It was their quietness that made me lean toward them fascinated the first time I saw the axolotls. Obscurely I seemed to understand their secret will, to abolish space and time with an indifferent immobility. I knew better later; the gill contraction, the tentative reckoning of the delicate feet on the stones, the abrupt swimming (some of them swim with a simple undulation of the body) proved to me that they were capable of escaping that mineral lethargy in which they spent whole hours. Above all else, their eyes obsessed me. In the standing tanks on either side of them, different fishes showed me the simple stupidity of their handsome eyes so similar to our own. The eyes of the axolotls spoke to me of the presence of a different life, of another way of seeing. Glueing my face to the glass (the guard would cough fussily once in a while), I tried to see better those diminutive golden points, that entrance to the infinitely slow and remote world of these rosy creatures. It was useless to tap with one finger on the glass directly in front of their faces; they never gave the least reaction. The golden eyes continued burning with their soft, terrible light; they continued looking at me from an unfathomable depth which made me dizzy.
And nevertheless they were close. I knew it before this, before being an axolotl. I learned it the day I came near them for the first time. The anthropomorphic features of a monkey reveal the reverse of what most people believe, the distance that is traveled from them to us. The absolute lack of similarity between axolotls and human beings proved to me that my recognition was valid, that I was not propping myself up with easy analogies. Only the little hands . . . But an eft, the common newt, has such hands also, and we are not at all alike. I think it was the axolotls’ heads, that triangular pink shape with the tiny eyes of gold. That looked and knew. That laid the claim. They were not animals.
It would seem easy, almost obvious, to fall into mythology. I began seeing in the axolotls a metamorphosis which did not succeed in revoking a mysterious humanity. I imagined them aware, slaves of their bodies, condemned infinitely to the silence of the abyss, to a hopeless meditation. Their blind gaze, the diminutive gold disc without expression and nonetheless terribly shining, went through me like a message: “Save us, save us.” I caught myself mumbling words of advice, conveying childish hopes. They continued to look at me, immobile; from time to time the rosy branches of the gills stiffened.

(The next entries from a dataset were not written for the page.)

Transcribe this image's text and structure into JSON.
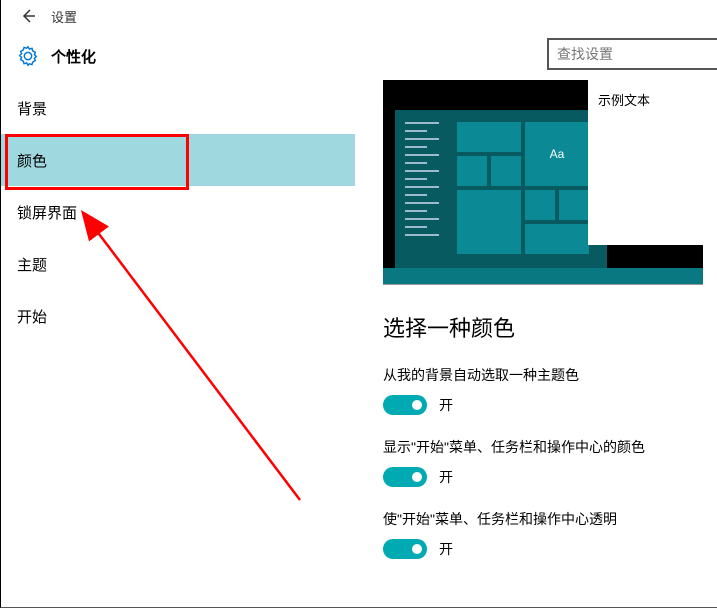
{
  "titlebar": {
    "app": "设置"
  },
  "header": {
    "page_title": "个性化",
    "search_placeholder": "查找设置"
  },
  "sidebar": {
    "items": [
      {
        "label": "背景"
      },
      {
        "label": "颜色"
      },
      {
        "label": "锁屏界面"
      },
      {
        "label": "主题"
      },
      {
        "label": "开始"
      }
    ]
  },
  "preview": {
    "sample_text": "示例文本",
    "tile_text": "Aa"
  },
  "content": {
    "section_title": "选择一种颜色",
    "settings": [
      {
        "label": "从我的背景自动选取一种主题色",
        "state": "开"
      },
      {
        "label": "显示\"开始\"菜单、任务栏和操作中心的颜色",
        "state": "开"
      },
      {
        "label": "使\"开始\"菜单、任务栏和操作中心透明",
        "state": "开"
      }
    ]
  }
}
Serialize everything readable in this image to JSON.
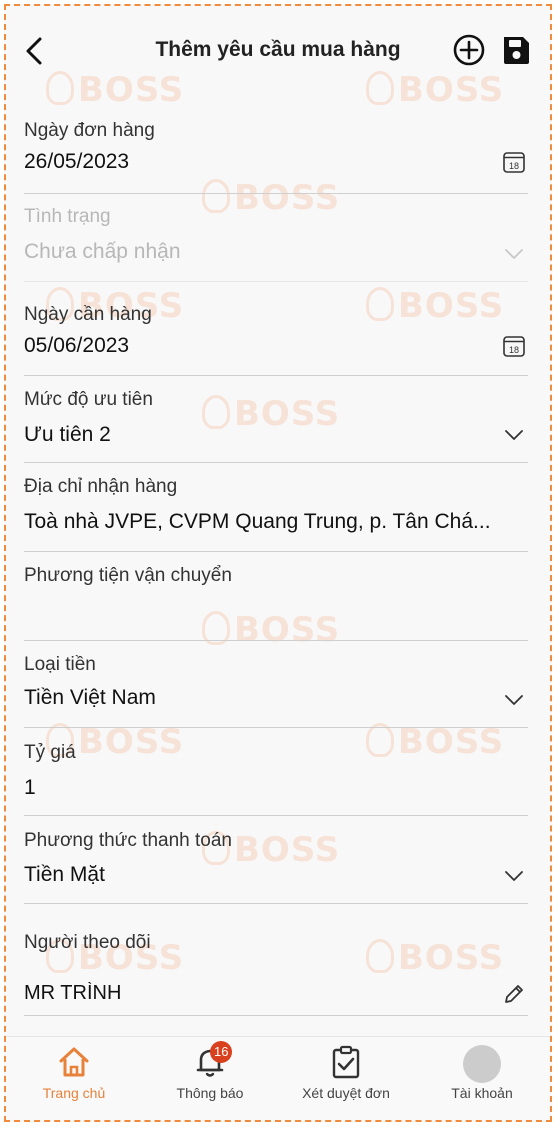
{
  "header": {
    "title": "Thêm yêu cầu mua hàng"
  },
  "watermark": "BOSS",
  "form": {
    "order_date": {
      "label": "Ngày đơn hàng",
      "value": "26/05/2023",
      "calendar_day": "18"
    },
    "status": {
      "label": "Tình trạng",
      "value": "Chưa chấp nhận"
    },
    "need_date": {
      "label": "Ngày cần hàng",
      "value": "05/06/2023",
      "calendar_day": "18"
    },
    "priority": {
      "label": "Mức độ ưu tiên",
      "value": "Ưu tiên 2"
    },
    "address": {
      "label": "Địa chỉ nhận hàng",
      "value": "Toà nhà JVPE, CVPM Quang Trung, p. Tân Chá..."
    },
    "transport": {
      "label": "Phương tiện vận chuyển",
      "value": ""
    },
    "currency": {
      "label": "Loại tiền",
      "value": "Tiền Việt Nam"
    },
    "rate": {
      "label": "Tỷ giá",
      "value": "1"
    },
    "payment": {
      "label": "Phương thức thanh toán",
      "value": "Tiền Mặt"
    },
    "follower": {
      "label": "Người theo dõi",
      "value": "MR TRÌNH"
    }
  },
  "tabbar": {
    "home": {
      "label": "Trang chủ"
    },
    "notifications": {
      "label": "Thông báo",
      "badge": "16"
    },
    "approve": {
      "label": "Xét duyệt đơn"
    },
    "account": {
      "label": "Tài khoản"
    }
  },
  "colors": {
    "accent": "#e8813a",
    "badge": "#d9411e",
    "border_dash": "#f08a3c"
  }
}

In that instant I felt a muted pain; perhaps they were seeing me, attracting my strength to penetrate into the impenetrable thing of their lives. They were not human beings, but I had found in no animal such a profound relation with myself. The axolotls were like witnesses of something, and at times like horrible judges. I felt ignoble in front of them; there was such a terrifying purity in those transparent eyes. They were larvas, but larva means disguise and also phantom. Behind those Aztec faces, without expression but of an implacable cruelty, what semblance was awaiting its hour?
I was afraid of them. I think that had it not been for feeling the proximity of other visitors and the guard, I would not have been bold enough to remain alone with them. “You eat them alive with your eyes, hey,” the guard said, laughing; he likely thought I was a little cracked. What he didn’t notice was that it was they devouring me slowly with their eyes, in a cannibalism of gold. At any distance from the aquarium, I had only to think of them, it was as though I were being affected from a distance. It got to the point that I was going every day, and at night I thought of them immobile in the darkness, slowly putting a hand out which immediately encountered another. Perhaps their eyes could see in the dead of night, and for them the day continued indefinitely. The eyes of axolotls have no lids.
I know now that there was nothing strange, that that had to occur. Leaning over in front of the tank each morning, the recognition was greater. They were suffering, every fiber of my body reached toward that stifled pain, that stiff torment at the bottom of the tank. They were lying in wait for something, a remote dominion destroyed, an age of liberty when the world had been that of the axolotls. Not possible that such a terrible expression which was attaining the overthrow of that forced blankness on their stone faces should carry any message other than one of pain, proof of that eternal sentence, of that liquid hell they were undergoing. Hopelessly, I wanted to prove to myself that my own sensibility was projecting a nonexistent consciousness upon the axolotls. They and I knew. So there was nothing strange in what happened. My face was pressed against the glass of the aquarium, my eyes were attempting once more to penetrate the mystery of those eyes of gold without iris, without pupil. I saw from very close up the face of an axolotl immobile next to the glass. No transition and no surprise, I saw my face against the glass, I saw it on the outside of the tank, I saw it on the other side of the glass. Then my face drew back and I understood.
Only one thing was strange: to go on thinking as usual, to know. To realize that was, for the first moment, like the horror of a man buried alive awaking to his fate. Outside, my face came close to the glass again, I saw my mouth, the lips compressed with the effort of understanding the axolotls. I was an axolotl and now I knew instantly that no understanding was possible. He was outside the aquarium, his thinking was a thinking outside the tank. Recognizlng him, being him himself, I was an axolotl and in my world. The horror began—I learned in the same moment —of believing myself prisoner in the body of an axolotl, metamorphosed into him with my human mind intact, buried alive in an axolotl, condemned to move lucidly among unconscious creatures. But that stopped when a foot just grazed my face, when I moved just a little to one side and saw an axolotl next to me who was looking at me, and understood that he knew also, no communication possible, but very clearly. Or I was also in him, or all of us were thinking humanlike, incapable of expression, limited to the golden splendor of our eyes looking at the face of the man pressed against the aquarium.
He returned many times, but he comes less often now. Weeks pass without his showing up. I saw him yesterday, he looked at me for a long time and left briskly. It seemed to me that he was not so much interested in us any more, that he was coming out of habit. Since the only thing I do is think, I could think about him a lot. It occurs to me that at the beginning we continued to communicate, that he felt more than ever one with the mystery which was claiming him. But the bridges were broken between him and me, because what was his obsession is now an axolotl, alien to his human life. I think that at the beginning I was capable of returning to him in a certain way—ah, only in a certain way—and of keeping awake his desire to know us better. I am an axolotl for good now, and if I think like a man it’s only because every axolotl thinks like a man inside his rosy stone semblance. I believe that all this succeeded in communicating something to him in those first days, when I was still he. And in this final solitude to which he no longer comes, I console myself by thinking that perhaps he is going to write a story about us, that, believing he’s making up a story, he’s going to write all this about axolotls.